• **Aim of the exercise**
Copy all lines in the data that contain the string "number".

• **Data provided**
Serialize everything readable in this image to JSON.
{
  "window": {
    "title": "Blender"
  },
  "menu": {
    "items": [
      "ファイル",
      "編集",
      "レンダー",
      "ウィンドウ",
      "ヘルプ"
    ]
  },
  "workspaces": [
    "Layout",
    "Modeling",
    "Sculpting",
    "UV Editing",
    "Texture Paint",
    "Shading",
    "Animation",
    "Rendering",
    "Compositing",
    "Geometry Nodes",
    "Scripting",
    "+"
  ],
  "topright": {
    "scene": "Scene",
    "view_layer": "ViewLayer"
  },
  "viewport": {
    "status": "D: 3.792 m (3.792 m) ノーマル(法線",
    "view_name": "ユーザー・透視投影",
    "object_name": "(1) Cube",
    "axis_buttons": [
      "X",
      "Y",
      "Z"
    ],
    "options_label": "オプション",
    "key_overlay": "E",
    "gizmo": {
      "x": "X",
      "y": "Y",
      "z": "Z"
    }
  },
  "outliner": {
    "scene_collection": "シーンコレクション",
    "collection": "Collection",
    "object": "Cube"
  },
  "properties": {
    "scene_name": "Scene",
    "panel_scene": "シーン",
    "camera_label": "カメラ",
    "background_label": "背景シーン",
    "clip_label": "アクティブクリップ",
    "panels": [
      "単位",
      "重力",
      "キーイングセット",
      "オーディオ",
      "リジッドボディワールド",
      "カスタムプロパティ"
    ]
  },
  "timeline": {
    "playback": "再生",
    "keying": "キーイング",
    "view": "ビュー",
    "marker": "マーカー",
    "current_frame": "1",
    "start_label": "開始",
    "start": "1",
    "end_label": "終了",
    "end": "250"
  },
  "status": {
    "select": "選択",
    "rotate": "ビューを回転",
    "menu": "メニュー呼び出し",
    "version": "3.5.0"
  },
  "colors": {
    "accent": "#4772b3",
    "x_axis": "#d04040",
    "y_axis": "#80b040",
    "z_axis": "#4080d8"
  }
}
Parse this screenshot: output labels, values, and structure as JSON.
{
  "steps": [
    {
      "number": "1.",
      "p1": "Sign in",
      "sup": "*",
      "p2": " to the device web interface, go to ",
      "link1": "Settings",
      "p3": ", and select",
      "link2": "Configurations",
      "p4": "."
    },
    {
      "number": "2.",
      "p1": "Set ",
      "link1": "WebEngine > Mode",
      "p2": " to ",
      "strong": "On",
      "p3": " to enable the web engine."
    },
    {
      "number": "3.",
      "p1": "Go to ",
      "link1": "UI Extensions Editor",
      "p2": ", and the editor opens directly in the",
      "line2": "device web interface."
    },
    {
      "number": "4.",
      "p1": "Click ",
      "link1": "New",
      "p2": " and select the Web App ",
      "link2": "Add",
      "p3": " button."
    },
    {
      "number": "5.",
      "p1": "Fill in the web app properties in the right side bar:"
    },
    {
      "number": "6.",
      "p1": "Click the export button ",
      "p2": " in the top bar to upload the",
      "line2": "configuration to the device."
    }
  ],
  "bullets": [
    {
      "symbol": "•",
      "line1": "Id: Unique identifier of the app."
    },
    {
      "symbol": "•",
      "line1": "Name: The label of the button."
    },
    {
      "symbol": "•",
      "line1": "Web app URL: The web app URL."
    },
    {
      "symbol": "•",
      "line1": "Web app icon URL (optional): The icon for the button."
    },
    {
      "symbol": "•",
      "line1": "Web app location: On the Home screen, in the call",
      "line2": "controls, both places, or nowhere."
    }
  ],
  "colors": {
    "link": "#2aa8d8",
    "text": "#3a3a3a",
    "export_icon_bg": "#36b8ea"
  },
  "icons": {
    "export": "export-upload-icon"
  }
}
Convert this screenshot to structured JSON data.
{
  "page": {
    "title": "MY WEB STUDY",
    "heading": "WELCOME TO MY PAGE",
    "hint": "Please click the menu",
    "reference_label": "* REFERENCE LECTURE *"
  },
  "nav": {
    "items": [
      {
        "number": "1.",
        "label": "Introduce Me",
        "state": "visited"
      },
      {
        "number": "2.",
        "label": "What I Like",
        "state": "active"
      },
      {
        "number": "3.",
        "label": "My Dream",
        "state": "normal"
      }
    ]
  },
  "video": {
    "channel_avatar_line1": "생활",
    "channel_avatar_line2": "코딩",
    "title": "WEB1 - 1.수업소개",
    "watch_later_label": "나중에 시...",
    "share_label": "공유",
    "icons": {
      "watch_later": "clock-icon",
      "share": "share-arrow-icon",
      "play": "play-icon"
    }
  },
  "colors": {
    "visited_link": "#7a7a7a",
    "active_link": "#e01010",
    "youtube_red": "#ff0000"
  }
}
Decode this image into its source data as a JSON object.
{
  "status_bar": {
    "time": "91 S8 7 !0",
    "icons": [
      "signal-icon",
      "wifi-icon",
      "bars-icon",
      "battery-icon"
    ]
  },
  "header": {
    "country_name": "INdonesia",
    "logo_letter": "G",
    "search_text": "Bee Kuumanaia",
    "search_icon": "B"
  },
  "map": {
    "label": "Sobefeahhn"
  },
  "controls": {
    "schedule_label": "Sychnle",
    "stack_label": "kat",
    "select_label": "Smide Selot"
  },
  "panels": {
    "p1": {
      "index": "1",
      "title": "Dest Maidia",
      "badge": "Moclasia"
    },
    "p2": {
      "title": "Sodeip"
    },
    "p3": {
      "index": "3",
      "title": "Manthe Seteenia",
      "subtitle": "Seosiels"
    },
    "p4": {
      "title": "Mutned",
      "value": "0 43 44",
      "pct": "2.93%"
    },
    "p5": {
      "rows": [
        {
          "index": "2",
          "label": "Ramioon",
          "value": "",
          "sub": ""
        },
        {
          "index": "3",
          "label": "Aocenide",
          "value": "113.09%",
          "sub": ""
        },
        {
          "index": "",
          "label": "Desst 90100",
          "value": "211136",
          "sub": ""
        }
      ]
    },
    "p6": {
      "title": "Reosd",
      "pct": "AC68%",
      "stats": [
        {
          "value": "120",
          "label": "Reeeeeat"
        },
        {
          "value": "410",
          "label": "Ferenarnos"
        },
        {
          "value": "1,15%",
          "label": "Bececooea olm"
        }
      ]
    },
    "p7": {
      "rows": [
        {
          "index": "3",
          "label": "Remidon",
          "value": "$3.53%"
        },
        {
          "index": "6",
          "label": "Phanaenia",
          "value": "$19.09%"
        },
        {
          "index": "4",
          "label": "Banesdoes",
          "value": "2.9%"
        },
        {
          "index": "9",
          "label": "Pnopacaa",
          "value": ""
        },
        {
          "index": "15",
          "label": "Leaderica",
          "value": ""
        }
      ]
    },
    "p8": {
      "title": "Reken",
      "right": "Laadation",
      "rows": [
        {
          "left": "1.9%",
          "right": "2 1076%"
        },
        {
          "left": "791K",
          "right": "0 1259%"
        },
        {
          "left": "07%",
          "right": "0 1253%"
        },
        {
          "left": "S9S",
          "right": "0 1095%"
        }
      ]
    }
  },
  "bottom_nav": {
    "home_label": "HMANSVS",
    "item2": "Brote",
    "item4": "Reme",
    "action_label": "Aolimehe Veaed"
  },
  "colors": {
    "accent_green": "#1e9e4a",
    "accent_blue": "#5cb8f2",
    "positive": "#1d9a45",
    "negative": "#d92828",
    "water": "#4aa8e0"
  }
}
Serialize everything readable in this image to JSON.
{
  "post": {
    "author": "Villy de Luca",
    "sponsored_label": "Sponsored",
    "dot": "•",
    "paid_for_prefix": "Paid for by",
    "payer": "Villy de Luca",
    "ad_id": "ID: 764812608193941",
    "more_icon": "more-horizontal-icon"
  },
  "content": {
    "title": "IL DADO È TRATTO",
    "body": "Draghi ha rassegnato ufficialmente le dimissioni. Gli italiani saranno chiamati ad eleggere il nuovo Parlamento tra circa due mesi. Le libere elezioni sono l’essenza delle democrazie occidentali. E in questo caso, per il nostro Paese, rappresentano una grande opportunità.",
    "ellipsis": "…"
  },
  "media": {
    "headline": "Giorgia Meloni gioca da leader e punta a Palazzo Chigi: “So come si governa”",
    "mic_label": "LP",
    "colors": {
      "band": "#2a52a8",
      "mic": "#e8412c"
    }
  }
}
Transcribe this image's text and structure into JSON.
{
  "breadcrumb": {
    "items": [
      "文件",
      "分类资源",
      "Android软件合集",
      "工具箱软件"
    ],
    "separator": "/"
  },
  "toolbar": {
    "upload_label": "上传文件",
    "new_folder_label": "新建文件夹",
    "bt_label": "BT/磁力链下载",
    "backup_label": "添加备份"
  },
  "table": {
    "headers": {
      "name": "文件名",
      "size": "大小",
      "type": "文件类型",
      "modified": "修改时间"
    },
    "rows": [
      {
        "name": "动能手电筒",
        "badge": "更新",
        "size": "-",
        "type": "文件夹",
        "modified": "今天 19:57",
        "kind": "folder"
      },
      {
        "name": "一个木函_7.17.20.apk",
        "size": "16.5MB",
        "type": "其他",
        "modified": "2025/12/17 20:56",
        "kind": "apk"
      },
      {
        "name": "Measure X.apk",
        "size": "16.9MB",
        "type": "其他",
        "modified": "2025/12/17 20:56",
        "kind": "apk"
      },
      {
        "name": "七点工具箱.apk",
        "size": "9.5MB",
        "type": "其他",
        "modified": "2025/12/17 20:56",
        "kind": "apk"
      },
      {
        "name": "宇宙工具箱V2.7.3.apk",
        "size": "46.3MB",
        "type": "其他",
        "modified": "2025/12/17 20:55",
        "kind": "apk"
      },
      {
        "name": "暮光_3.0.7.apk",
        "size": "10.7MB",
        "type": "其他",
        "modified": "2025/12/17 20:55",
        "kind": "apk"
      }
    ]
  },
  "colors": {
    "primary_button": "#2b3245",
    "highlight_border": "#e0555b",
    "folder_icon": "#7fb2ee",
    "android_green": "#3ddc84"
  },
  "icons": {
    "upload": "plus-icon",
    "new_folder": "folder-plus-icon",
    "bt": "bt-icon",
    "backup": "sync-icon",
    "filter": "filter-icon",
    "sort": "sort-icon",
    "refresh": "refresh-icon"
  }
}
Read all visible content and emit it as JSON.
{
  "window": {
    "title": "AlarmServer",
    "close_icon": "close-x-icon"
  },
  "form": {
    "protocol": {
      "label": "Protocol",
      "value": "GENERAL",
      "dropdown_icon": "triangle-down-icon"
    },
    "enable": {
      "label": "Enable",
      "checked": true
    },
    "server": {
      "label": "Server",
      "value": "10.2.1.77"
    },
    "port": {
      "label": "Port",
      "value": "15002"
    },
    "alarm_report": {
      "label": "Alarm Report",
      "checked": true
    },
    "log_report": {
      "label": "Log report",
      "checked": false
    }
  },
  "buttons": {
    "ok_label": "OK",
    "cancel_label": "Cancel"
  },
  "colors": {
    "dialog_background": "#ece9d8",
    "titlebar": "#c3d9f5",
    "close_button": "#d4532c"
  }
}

• **Task result**
      "number": "1.",
      "number": "2.",
      "number": "3.",
      "number": "4.",
      "number": "5.",
      "number": "6.",
        "number": "1.",
        "number": "2.",
        "number": "3.",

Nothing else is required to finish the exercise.